  5. Holms says

    “Islam will overwhelm Christendom unless Christians … share the gospel with Muslims.”

    I see this sentiment time and time again, yet it still amazes me. Believers continue to think that the only reason a person has not joined christianity is that they have never heard of it. Sorry guys, but we have heard of it, but remain unconvinced.

    • Monocle Smile says

      It’s like they don’t understand that a large chunk of atheists (I would venture to say “most”) are former believers.

      I react viscerally to certain apologetics. My strongest reactions come from the ones that are heinously dishonest; the second strongest from the fairly narcissistic implication that those who reject their dogma have merely not given it consideration. As if it is impossible to consider their mythology and still reject it as bunk.

      • GeertWilders4president says

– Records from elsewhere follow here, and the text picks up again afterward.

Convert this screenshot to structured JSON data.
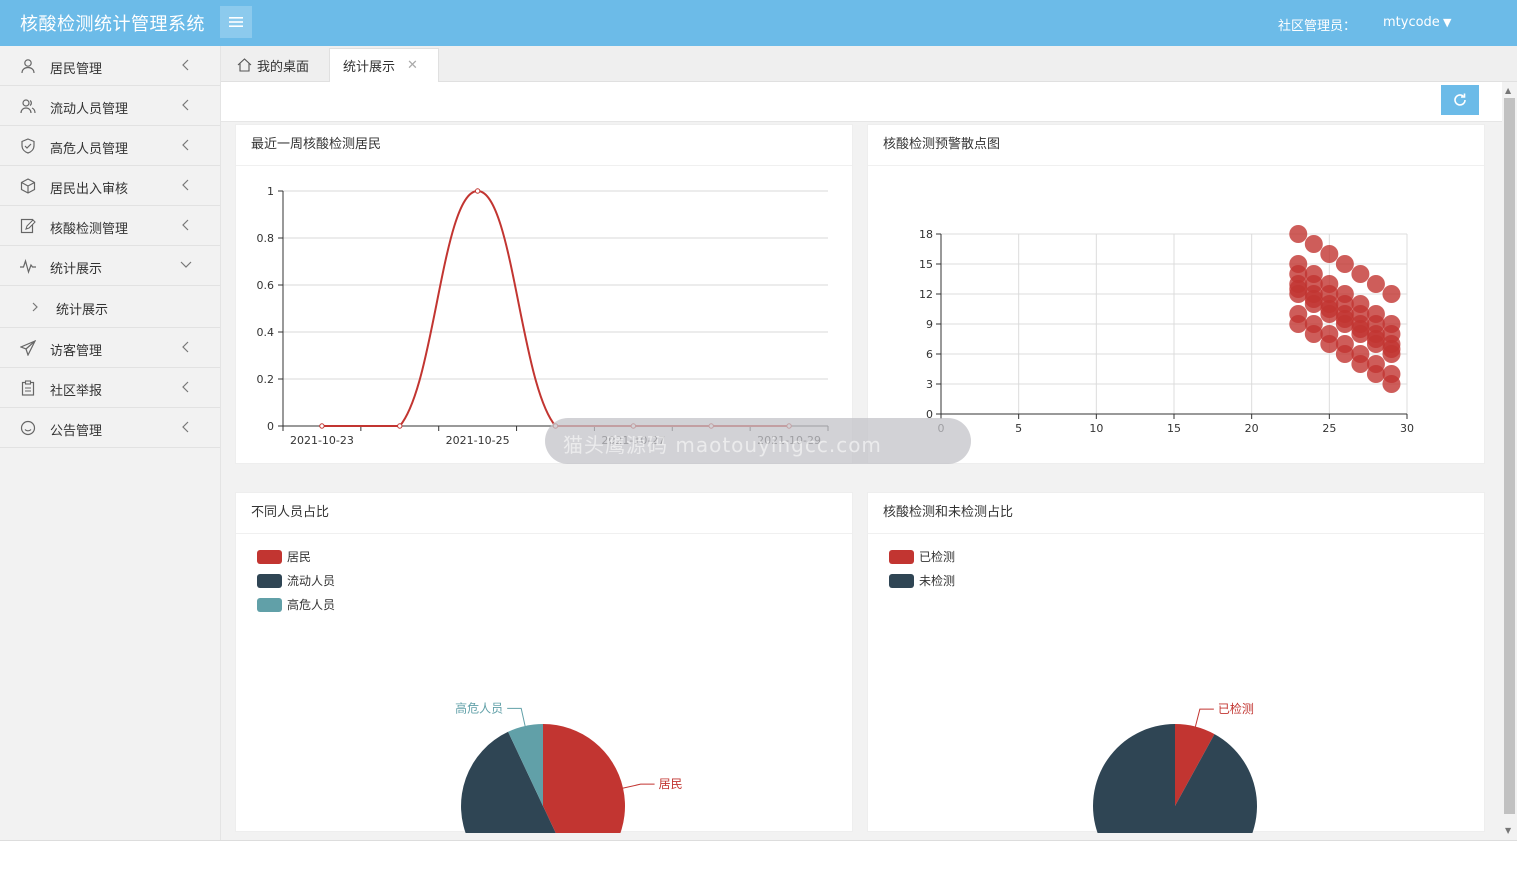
{
  "app": {
    "title": "核酸检测统计管理系统"
  },
  "header": {
    "admin_role": "社区管理员：",
    "admin_user": "mtycode"
  },
  "sidebar": {
    "items": [
      {
        "label": "居民管理",
        "icon": "user-icon"
      },
      {
        "label": "流动人员管理",
        "icon": "users-icon"
      },
      {
        "label": "高危人员管理",
        "icon": "shield-icon"
      },
      {
        "label": "居民出入审核",
        "icon": "cube-icon"
      },
      {
        "label": "核酸检测管理",
        "icon": "edit-icon"
      },
      {
        "label": "统计展示",
        "icon": "pulse-icon",
        "expanded": true
      },
      {
        "label": "访客管理",
        "icon": "send-icon"
      },
      {
        "label": "社区举报",
        "icon": "clipboard-icon"
      },
      {
        "label": "公告管理",
        "icon": "smile-icon"
      }
    ],
    "sub_item": "统计展示"
  },
  "tabs": [
    {
      "label": "我的桌面",
      "icon": "home-icon"
    },
    {
      "label": "统计展示",
      "active": true
    }
  ],
  "watermark": "猫头鹰源码 maotouyingcc.com",
  "panels": {
    "p1": "最近一周核酸检测居民",
    "p2": "核酸检测预警散点图",
    "p3": "不同人员占比",
    "p4": "核酸检测和未检测占比"
  },
  "colors": {
    "accent": "#6cbbe8",
    "red": "#c23531",
    "navy": "#2f4554",
    "teal": "#61a0a8"
  },
  "chart_data": [
    {
      "type": "line",
      "title": "最近一周核酸检测居民",
      "x": [
        "2021-10-23",
        "2021-10-24",
        "2021-10-25",
        "2021-10-26",
        "2021-10-27",
        "2021-10-28",
        "2021-10-29"
      ],
      "x_tick_labels": [
        "2021-10-23",
        "2021-10-25",
        "2021-10-27",
        "2021-10-29"
      ],
      "values": [
        0,
        0,
        1,
        0,
        0,
        0,
        0
      ],
      "ylim": [
        0,
        1
      ],
      "y_ticks": [
        "0",
        "0.2",
        "0.4",
        "0.6",
        "0.8",
        "1"
      ],
      "smooth": true,
      "color": "#c23531"
    },
    {
      "type": "scatter",
      "title": "核酸检测预警散点图",
      "xlim": [
        0,
        30
      ],
      "ylim": [
        0,
        18
      ],
      "x_ticks": [
        "0",
        "5",
        "10",
        "15",
        "20",
        "25",
        "30"
      ],
      "y_ticks": [
        "0",
        "3",
        "6",
        "9",
        "12",
        "15",
        "18"
      ],
      "color": "#c23531",
      "points": [
        [
          23,
          18
        ],
        [
          24,
          17
        ],
        [
          25,
          16
        ],
        [
          26,
          15
        ],
        [
          27,
          14
        ],
        [
          28,
          13
        ],
        [
          29,
          12
        ],
        [
          23,
          15
        ],
        [
          24,
          14
        ],
        [
          25,
          13
        ],
        [
          26,
          12
        ],
        [
          27,
          11
        ],
        [
          28,
          10
        ],
        [
          29,
          9
        ],
        [
          23,
          14
        ],
        [
          24,
          13
        ],
        [
          25,
          12
        ],
        [
          26,
          11
        ],
        [
          27,
          10
        ],
        [
          28,
          9
        ],
        [
          29,
          8
        ],
        [
          23,
          13
        ],
        [
          24,
          12
        ],
        [
          25,
          11
        ],
        [
          26,
          10
        ],
        [
          27,
          9
        ],
        [
          28,
          8
        ],
        [
          29,
          7
        ],
        [
          23,
          12.5
        ],
        [
          24,
          11.5
        ],
        [
          25,
          10.5
        ],
        [
          26,
          9.5
        ],
        [
          27,
          8.5
        ],
        [
          28,
          7.5
        ],
        [
          29,
          6.5
        ],
        [
          23,
          12
        ],
        [
          24,
          11
        ],
        [
          25,
          10
        ],
        [
          26,
          9
        ],
        [
          27,
          8
        ],
        [
          28,
          7
        ],
        [
          29,
          6
        ],
        [
          23,
          10
        ],
        [
          24,
          9
        ],
        [
          25,
          8
        ],
        [
          26,
          7
        ],
        [
          27,
          6
        ],
        [
          28,
          5
        ],
        [
          29,
          4
        ],
        [
          23,
          9
        ],
        [
          24,
          8
        ],
        [
          25,
          7
        ],
        [
          26,
          6
        ],
        [
          27,
          5
        ],
        [
          28,
          4
        ],
        [
          29,
          3
        ]
      ]
    },
    {
      "type": "pie",
      "title": "不同人员占比",
      "series": [
        {
          "name": "居民",
          "value": 43,
          "color": "#c23531"
        },
        {
          "name": "流动人员",
          "value": 50,
          "color": "#2f4554"
        },
        {
          "name": "高危人员",
          "value": 7,
          "color": "#61a0a8"
        }
      ],
      "legend": "top-left"
    },
    {
      "type": "pie",
      "title": "核酸检测和未检测占比",
      "series": [
        {
          "name": "已检测",
          "value": 8,
          "color": "#c23531"
        },
        {
          "name": "未检测",
          "value": 92,
          "color": "#2f4554"
        }
      ],
      "legend": "top-left"
    }
  ]
}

        I’m not atheist, but i still wonder why when they talk about percentages they consider only religious people.

        • Lord Narf says

          Because atheists don’t breed. Without the spark of God in our souls, we’ve lost our ability to generate new life. :D

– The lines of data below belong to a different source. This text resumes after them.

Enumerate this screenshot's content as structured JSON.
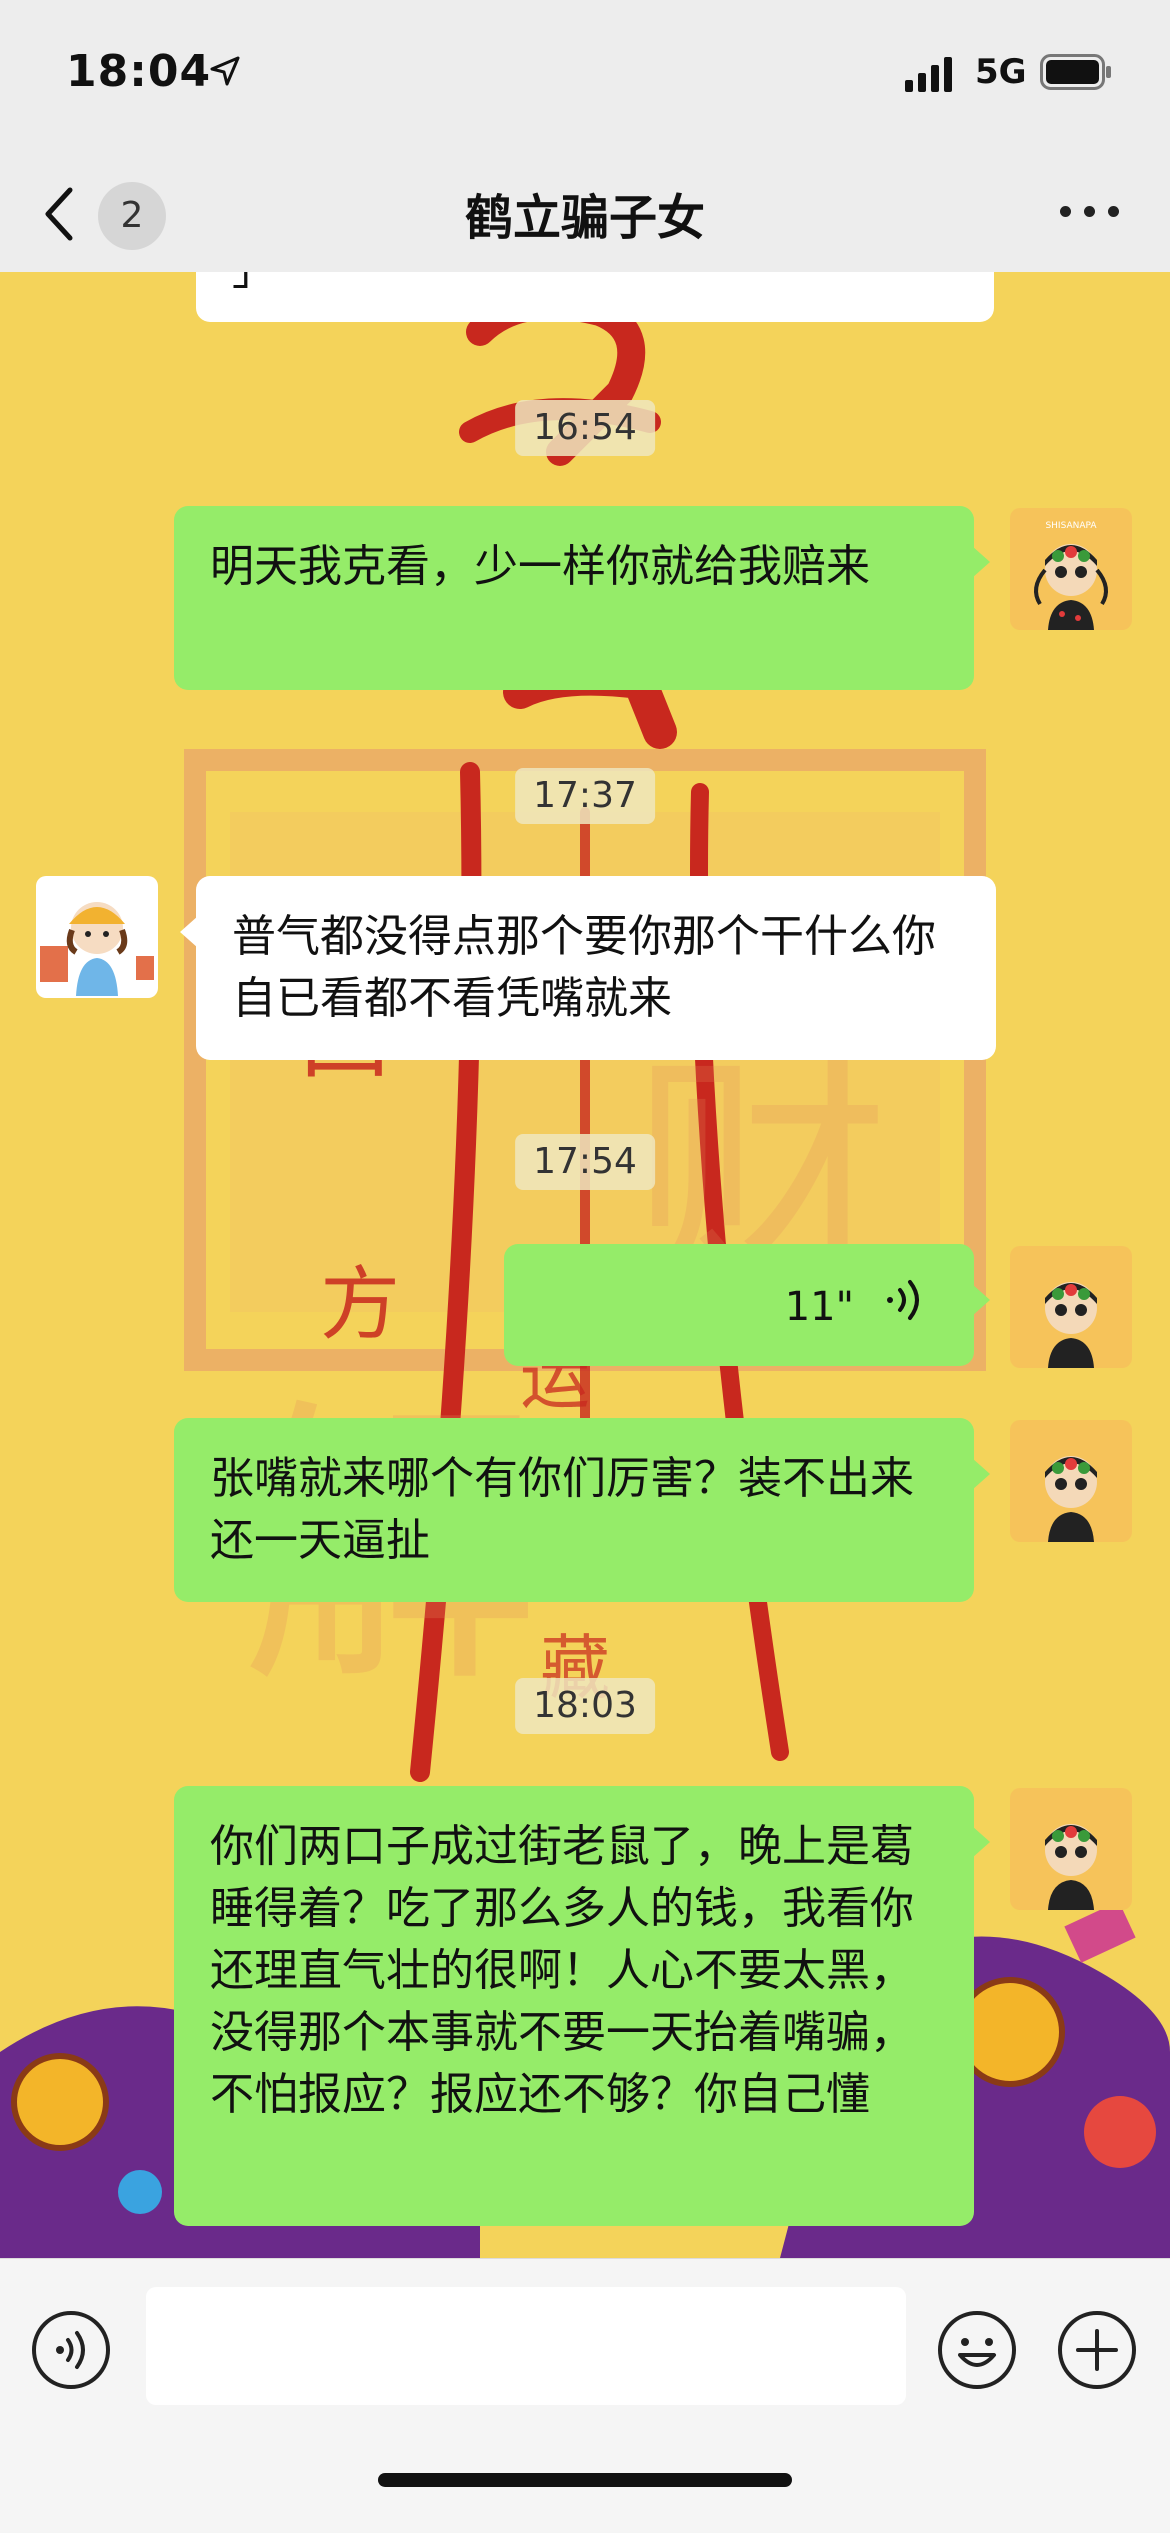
{
  "status_bar": {
    "time": "18:04",
    "network": "5G",
    "location_icon": "location-arrow-icon",
    "signal_icon": "cellular-signal-icon",
    "battery_icon": "battery-icon"
  },
  "header": {
    "unread_count": "2",
    "title": "鹤立骗子女",
    "back_icon": "chevron-left-icon",
    "more_icon": "more-dots-icon"
  },
  "messages": {
    "partial_top": "」",
    "ts1": "16:54",
    "m1": "明天我克看，少一样你就给我赔来",
    "ts2": "17:37",
    "m2": "普气都没得点那个要你那个干什么你自已看都不看凭嘴就来",
    "ts3": "17:54",
    "voice_duration": "11\"",
    "m4": "张嘴就来哪个有你们厉害？装不出来还一天逼扯",
    "ts4": "18:03",
    "m5": "你们两口子成过街老鼠了，晚上是葛睡得着？吃了那么多人的钱，我看你还理直气壮的很啊！人心不要太黑，没得那个本事就不要一天抬着嘴骗，不怕报应？报应还不够？你自己懂"
  },
  "avatars": {
    "me_label": "SHISANAPA"
  },
  "input_bar": {
    "placeholder": "",
    "voice_icon": "voice-mode-icon",
    "emoji_icon": "emoji-icon",
    "plus_icon": "plus-icon"
  },
  "colors": {
    "my_bubble": "#95ec69",
    "other_bubble": "#ffffff",
    "header_bg": "#ededed",
    "chat_bg": "#f4d35a",
    "talisman_red": "#c8281e"
  }
}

  6. moarscienceplz says

    that possibility scares theists so much they’d rather adopt foreign gods than consider my option.

    Yep. I once had a discussion with a guy where I used the “We are both Atheists, I just disbelieve in one more god than you do” argument. He had no answer at the time, but the next time I saw him he said that he thought there was some truth in each of the thousand gods! So his position was that believing in any flavor of woo is better than accepting Empiricism.

    • Lord Narf says

      Shame that each of the 1,000 gods has a proscription against worshiping any other god except for itself.

    • Monocle Smile says

      Completely wrong. That analogy would be apt to a suggestion that we nuke the entire Middle East and southern Russia. You really don’t understand how analogies work, do you?

  7. says

    Gotta love the ominous tone of that video.

    I don’t know about the other countries mentioned in the video, but the numbers for the Netherlands aren’t quite as scary as the video makers want us to believe. First of all, birthrates for Muslim immigrants (for the Netherlands, mostly Moroccan and Turkish) are quite high, but by the second generation they drop to levels close to native Dutch women (source: the dutch Central Bureau of Statistics (CBS)). No idea where they got their “50% of babies are Muslim” statistic, I can’t find a decent source for this, but even if that were true, there is no reason to expect that to last very long, and every reason to expect that number to go down quickly.

    Second, the religiosity of immigrants is also dropping, as measured by mosque attendance (source: CBS). Finally, most Muslims in the Netherlands are voting for secular (mostly left-leaning) parties, and don’t seem in much of a hurry to establish a national Muslim party.

    All of this suggests to me, that Muslims will secularize in just about the same way as Christians do, when they are in a society that provides stability through social security and health care, and economic opportunities through public education. It doesn’t mean that there won’t be pockets of Muslims who will insulate themselves from the rest of society, and maintain fundamentalist beliefs, of course. After all, we still have Christians who do that. But it does indicate that the secular nature of The Netherlands isn’t in any more danger from Muslims than it is from Christians.

  8. GeertWilders4president says

    Muslims birthrate is dropping faster than western birthrate. In many muslims majority countries birthrate is already below 2.00